What you should do: Provide only the number of lines below in which the string "icon" occurs.
######
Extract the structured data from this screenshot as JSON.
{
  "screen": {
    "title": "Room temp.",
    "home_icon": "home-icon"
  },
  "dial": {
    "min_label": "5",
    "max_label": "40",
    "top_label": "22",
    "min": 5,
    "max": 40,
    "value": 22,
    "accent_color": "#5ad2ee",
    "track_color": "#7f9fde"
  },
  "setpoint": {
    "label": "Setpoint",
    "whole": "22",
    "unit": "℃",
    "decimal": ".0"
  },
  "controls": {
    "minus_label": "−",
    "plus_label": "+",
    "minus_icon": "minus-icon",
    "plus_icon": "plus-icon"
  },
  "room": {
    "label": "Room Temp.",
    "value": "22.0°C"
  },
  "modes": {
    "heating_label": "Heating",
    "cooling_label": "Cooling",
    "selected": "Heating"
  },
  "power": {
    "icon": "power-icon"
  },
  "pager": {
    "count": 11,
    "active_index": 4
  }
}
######
Answer area: 4